[Records from a data source]
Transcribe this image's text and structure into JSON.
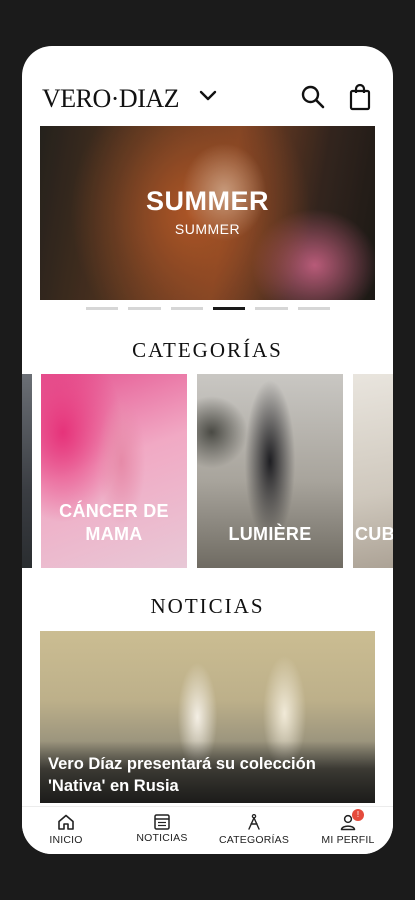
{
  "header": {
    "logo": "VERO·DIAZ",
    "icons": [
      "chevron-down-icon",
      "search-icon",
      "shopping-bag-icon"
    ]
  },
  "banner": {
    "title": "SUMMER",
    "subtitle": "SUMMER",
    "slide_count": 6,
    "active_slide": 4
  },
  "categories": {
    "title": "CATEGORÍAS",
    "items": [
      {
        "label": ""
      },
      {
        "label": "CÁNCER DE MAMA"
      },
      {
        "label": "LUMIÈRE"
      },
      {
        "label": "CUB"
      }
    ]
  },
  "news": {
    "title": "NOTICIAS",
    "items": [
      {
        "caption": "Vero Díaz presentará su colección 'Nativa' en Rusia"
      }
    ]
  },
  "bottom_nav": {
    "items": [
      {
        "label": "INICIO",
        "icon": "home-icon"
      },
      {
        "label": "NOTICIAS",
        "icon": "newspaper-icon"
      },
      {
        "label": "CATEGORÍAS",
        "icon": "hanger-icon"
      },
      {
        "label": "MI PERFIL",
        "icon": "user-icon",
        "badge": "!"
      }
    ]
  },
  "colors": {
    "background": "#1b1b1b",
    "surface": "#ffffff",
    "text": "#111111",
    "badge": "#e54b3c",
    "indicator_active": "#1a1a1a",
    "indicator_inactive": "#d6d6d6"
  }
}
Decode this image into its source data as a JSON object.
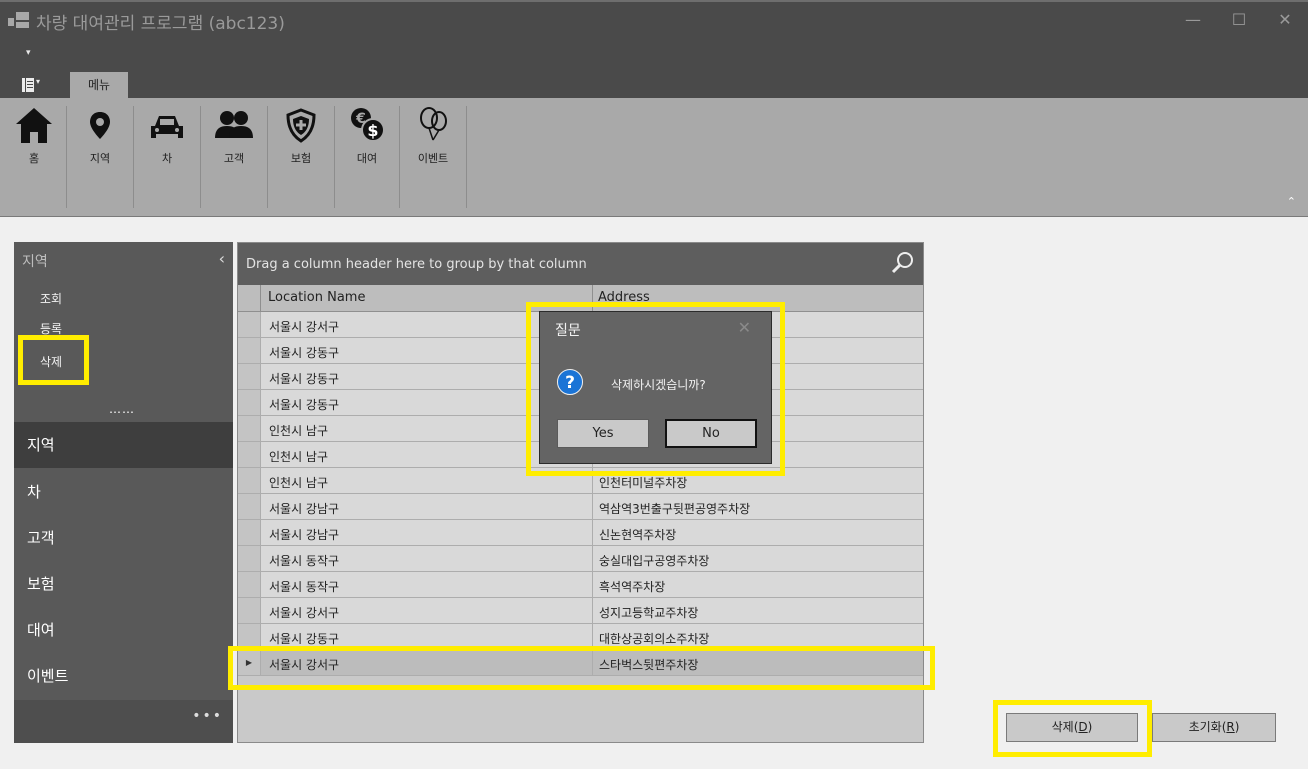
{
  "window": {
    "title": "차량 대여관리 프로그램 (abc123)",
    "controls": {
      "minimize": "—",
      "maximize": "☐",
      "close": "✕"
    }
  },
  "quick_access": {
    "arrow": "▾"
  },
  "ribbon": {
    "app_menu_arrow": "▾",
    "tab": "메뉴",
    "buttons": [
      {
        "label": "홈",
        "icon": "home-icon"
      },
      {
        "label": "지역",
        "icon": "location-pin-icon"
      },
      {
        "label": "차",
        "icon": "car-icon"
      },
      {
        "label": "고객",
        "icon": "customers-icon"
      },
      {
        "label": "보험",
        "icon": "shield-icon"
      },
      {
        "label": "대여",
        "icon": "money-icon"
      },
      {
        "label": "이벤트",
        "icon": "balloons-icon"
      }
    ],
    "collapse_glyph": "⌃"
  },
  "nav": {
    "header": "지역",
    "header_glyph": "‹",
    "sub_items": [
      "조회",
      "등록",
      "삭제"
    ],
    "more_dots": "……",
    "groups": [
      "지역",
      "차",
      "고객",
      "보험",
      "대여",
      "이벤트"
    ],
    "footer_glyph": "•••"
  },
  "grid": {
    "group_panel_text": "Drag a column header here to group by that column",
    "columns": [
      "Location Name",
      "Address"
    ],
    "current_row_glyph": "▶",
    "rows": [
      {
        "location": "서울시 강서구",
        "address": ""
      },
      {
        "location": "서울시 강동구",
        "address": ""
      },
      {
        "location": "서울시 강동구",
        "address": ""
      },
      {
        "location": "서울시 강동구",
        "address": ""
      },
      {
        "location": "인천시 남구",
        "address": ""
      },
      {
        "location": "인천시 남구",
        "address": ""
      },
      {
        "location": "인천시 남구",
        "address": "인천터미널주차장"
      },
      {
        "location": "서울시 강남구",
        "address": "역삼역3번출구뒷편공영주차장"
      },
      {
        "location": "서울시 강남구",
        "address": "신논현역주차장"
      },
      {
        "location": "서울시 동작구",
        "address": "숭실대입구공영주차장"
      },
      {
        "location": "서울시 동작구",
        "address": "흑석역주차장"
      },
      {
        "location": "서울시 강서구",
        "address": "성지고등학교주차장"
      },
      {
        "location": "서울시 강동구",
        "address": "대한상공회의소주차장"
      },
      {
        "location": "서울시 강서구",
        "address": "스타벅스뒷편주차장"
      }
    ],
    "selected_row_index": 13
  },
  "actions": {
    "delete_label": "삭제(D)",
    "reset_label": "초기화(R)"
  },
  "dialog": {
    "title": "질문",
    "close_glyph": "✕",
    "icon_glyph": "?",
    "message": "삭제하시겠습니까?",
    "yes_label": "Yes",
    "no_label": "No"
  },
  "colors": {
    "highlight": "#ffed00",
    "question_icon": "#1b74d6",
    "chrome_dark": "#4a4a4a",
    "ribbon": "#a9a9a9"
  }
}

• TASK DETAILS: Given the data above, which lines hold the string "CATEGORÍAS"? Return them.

• WRITTEN RESPONSE:
    "title": "CATEGORÍAS",
        "label": "CATEGORÍAS",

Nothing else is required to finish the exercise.